As the cyberthreat landscape becomes more varied and intense in sophistication and strategic intent, demands on information security and compliance teams relentlessly shift and swell. With limited personnel to manage the rising risk, the difficulty attracting, recruiting, and retaining an appropriately skilled workforce has become a risk in and of itself.

Shortages in skills and capabilities are being revealed as major security incidents damage organizational performance and reputation. Building tomorrow’s security and compliance workforce is essential to address this challenge and deliver robust and long-term security for organizations in the digital age. Filling the skill shortage will require organizations to change their attitude and approach to hiring, training, and participating in collaborative pipeline development efforts. An overly rigid and traditional approach to identifying candidates, coupled with overstressed and understaffed work environments, is clearly in need of new tactics and fresh ideas.

Organizations that fail to adopt a more creative approach will find themselves dangerously shorthanded in the next few years, as both attacks and defensive measures (e.g., security software platforms, patching and configuration practices, analytics, and machine learning) become more complex.

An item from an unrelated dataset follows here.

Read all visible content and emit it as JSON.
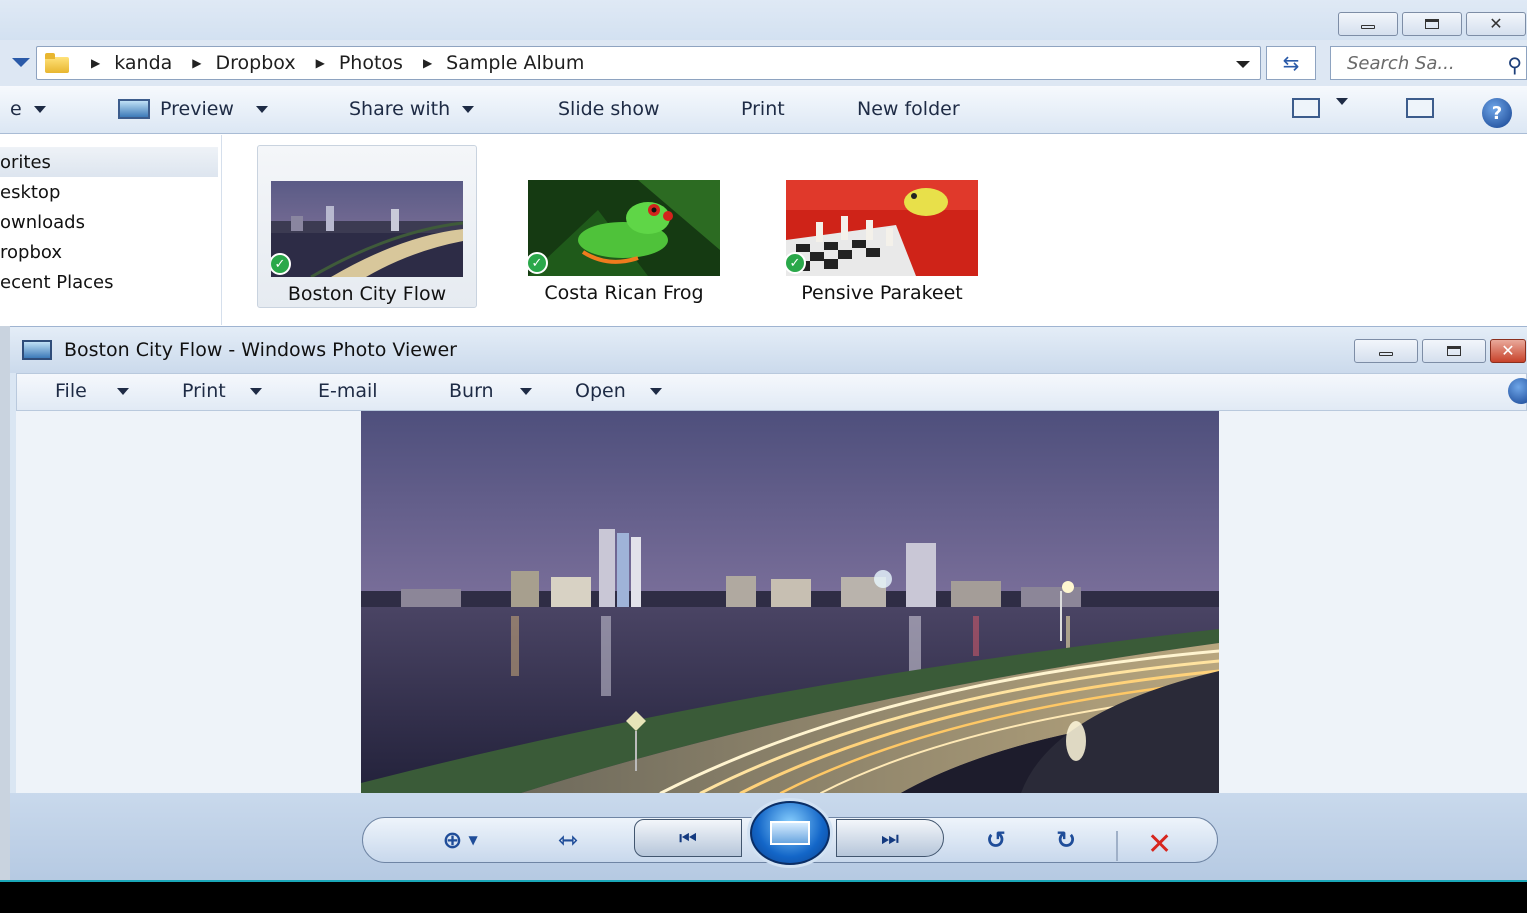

Today’s security and compliance workforce, typically defined as the personnel responsible for an organization’s information security and compliance activities, has evolved rapidly since its inception. Over the course of its evolution, the lack of a consensus definition of the information security and compliance functions has allowed numerous, disparate components to form an organization’s workforce. For example, employees working within threat intelligence, business continuity, and security operations are all essential information security contributors, yet they rarely convene in one distinct function under a designated leader.